Now would be a good time to explain the Net-Metering program currently in place, which is how BC Hydro deals with anyone that produces their own electricity, whether it be from solar, wind, hydro, etc., whilst remaining connected to the grid.
The way it currently works is as you produce electricity on your property, it is first used to supply the needs of your property, and any excess is sent out to the grid, for which you are credited at the same rate as you buy electricity. Over a whole year, which is described as an Anniversary date by BC Hydro, you will be paid 10 cents per kWh for any excess energy that you produced on your property over and above your consumption.
For example if you have used 1,000 kWh, but 500 kWh came from your own solar power system, then you are only effectively using 500 kWh from the grid and, therefore, will only be charged for 500 kWh. If your solar power system produced 1,500 kWh, then at the end of the year you would be paid 10 cents per kWh for 500 kWh which would be $50. Another benefit of the net-metering program is that the more expensive Step 2 electricity is offset first by any electricity produced by your solar power system.
If that same household above invested in a 5 kW Solar PV System, their bill would drop down from $1,462.11 to $765.35, which is a savings of nearly $700 or 48%. See the below table for proof of this.
The numbers in the “Solar kWh” column seen in the table above were generated by the PVWatts website, which uses historical weather data, and takes into account tilt angle, direction, and various sources of losses to come up with the numbers. It is trusted source for modeling Solar Power Systems.
NOTE: 10% SYSTEM LOSSES IS VERY CONSERVATIVE. ACTUAL LOSSES COULD BE LESS, WHICH WOULD RESULT IN HIGHER SOLAR OUTPUT VALUES
Another option would be to look at the website below to get a better idea of how the output of a Solar Power System changes with respect to different factors.
ELECTRICITY PRICE ESCALATION
Since 2007 the average yearly increase in electricity prices has been 6.5%. Only 11 years ago, the cost of electricity before taxes was 6.65 cents per kWh, and now in 2018 it is 11.41 cents per kWh.

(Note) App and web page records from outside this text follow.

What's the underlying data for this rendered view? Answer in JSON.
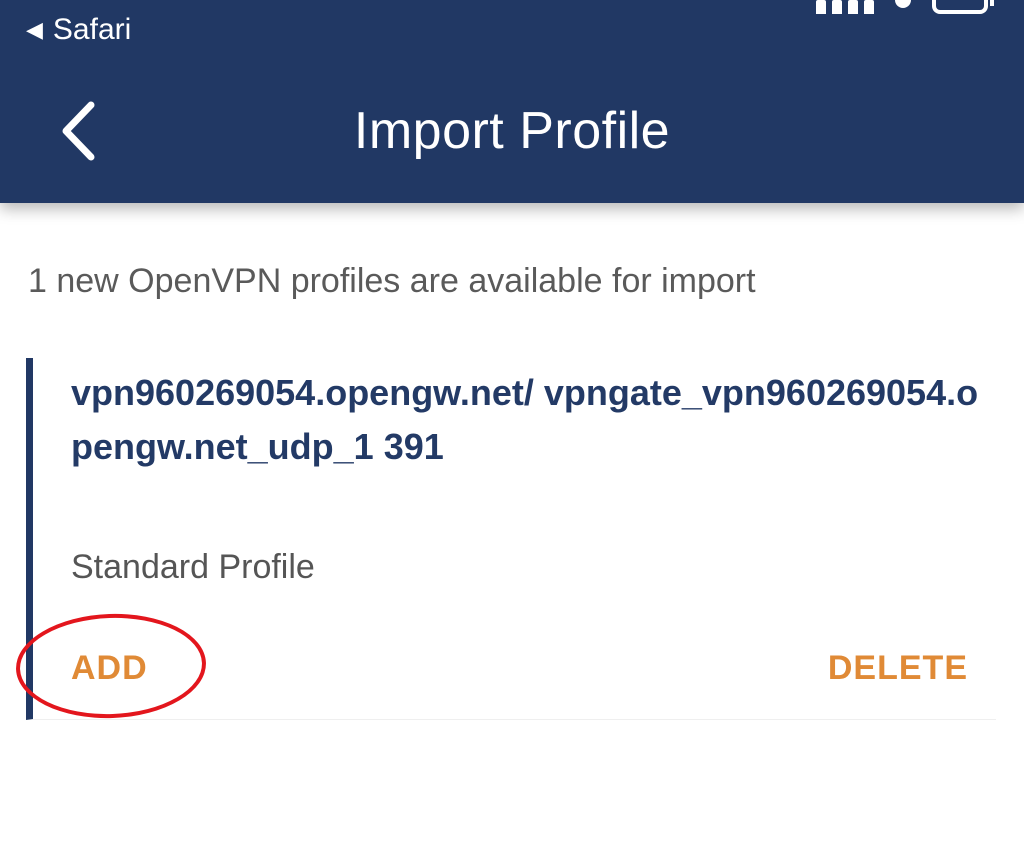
{
  "status_bar": {
    "back_app_label": "Safari",
    "back_arrow_glyph": "◀",
    "icons": [
      "signal-icon",
      "wifi-icon",
      "battery-icon"
    ]
  },
  "nav": {
    "title": "Import Profile",
    "back_icon": "chevron-left-icon"
  },
  "content": {
    "info_text": "1 new OpenVPN profiles are available for import",
    "profiles": [
      {
        "url": "vpn960269054.opengw.net/ vpngate_vpn960269054.opengw.net_udp_1 391",
        "type": "Standard Profile",
        "add_label": "ADD",
        "delete_label": "DELETE"
      }
    ]
  },
  "colors": {
    "header_bg": "#213864",
    "accent": "#e08a36",
    "profile_text": "#233a66",
    "annotation": "#e3161d"
  }
}
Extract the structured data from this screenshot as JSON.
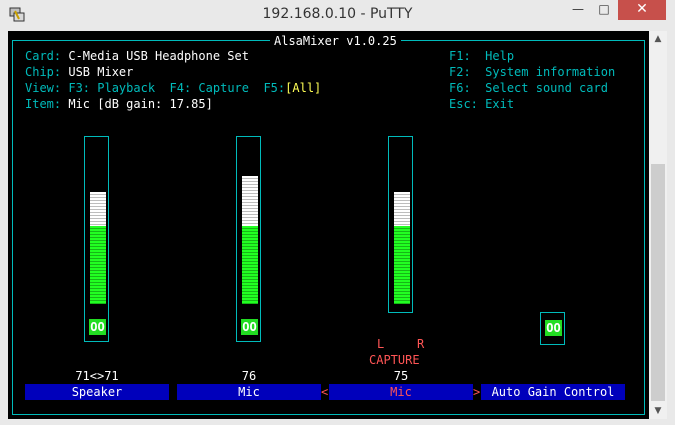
{
  "window": {
    "title": "192.168.0.10 - PuTTY",
    "minimize_glyph": "—",
    "maximize_glyph": "□",
    "close_glyph": "✕"
  },
  "header": {
    "title": "AlsaMixer v1.0.25",
    "card_label": "Card:",
    "card_value": "C-Media USB Headphone Set",
    "chip_label": "Chip:",
    "chip_value": "USB Mixer",
    "view_label": "View:",
    "view_playback": "F3: Playback",
    "view_capture": "F4: Capture",
    "view_all_key": "F5:",
    "view_all": "[All]",
    "item_label": "Item:",
    "item_value": "Mic [dB gain: 17.85]"
  },
  "help": [
    {
      "key": "F1:",
      "text": "Help"
    },
    {
      "key": "F2:",
      "text": "System information"
    },
    {
      "key": "F6:",
      "text": "Select sound card"
    },
    {
      "key": "Esc:",
      "text": "Exit"
    }
  ],
  "controls": [
    {
      "name": "Speaker",
      "value_text": "71<>71",
      "level": 0.71,
      "switch": "OO",
      "selected": false
    },
    {
      "name": "Mic",
      "value_text": "76",
      "level": 0.76,
      "switch": "OO",
      "selected": false
    },
    {
      "name": "Mic",
      "value_text": "75",
      "level": 0.75,
      "switch": "",
      "capture_l": "L",
      "capture_r": "R",
      "capture_label": "CAPTURE",
      "selected": true,
      "sel_left": "<",
      "sel_right": ">"
    },
    {
      "name": "Auto Gain Control",
      "value_text": "",
      "switch": "OO",
      "selected": false
    }
  ],
  "colors": {
    "terminal_bg": "#000000",
    "cyan": "#00bbbb",
    "label_bg": "#0000bb",
    "green": "#22ff22",
    "capture_red": "#ff5555",
    "close_button": "#c7504b"
  }
}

Proof of this is shown below in a Report by BC Hydro, and a study by Hydro-Quebec, both of which can be found at the following links.
A solar PV system is expected to last 30 years or more. Evidence of this is supported by studies leading Solar Manufacturers and reports of systems that were installed as far back as the early 1980s (using early 80s technology!) and are still going strong, showing very little change in Solar Power production.
I wanted to show this table again before I continued on to a comparison of investing in a Solar Power System versus putting money into a Registered Investment, Non-Registered Investment, or Mutual Fund at current rates.
The “Interest On Savings @ 1.5%” column shows how much interest is earned per year on the amount of money saved on electricity by a Solar Power System. I am assuming here that this money is going into a Registered Investment so that I do not have to take into account Income or Capital Gains taxes.
COMPARISON WITH OTHER INVESTMENTS
Is it fair to say that investing in a Solar Power System today would result in a greater Return On Investment than if you were to put your money into a Registered Investment, Non-Registered Investment, or Mutual Fund at today’s rates?
I am not a financial advisor, but I felt it necessary to delve as deep as possible into the financial aspects of owning a Solar Power System, in order to address the concerns by many that it does not make sense in BC. I hope I have shown here that it not only makes sense, but that investing in a Solar Power System is a great investment.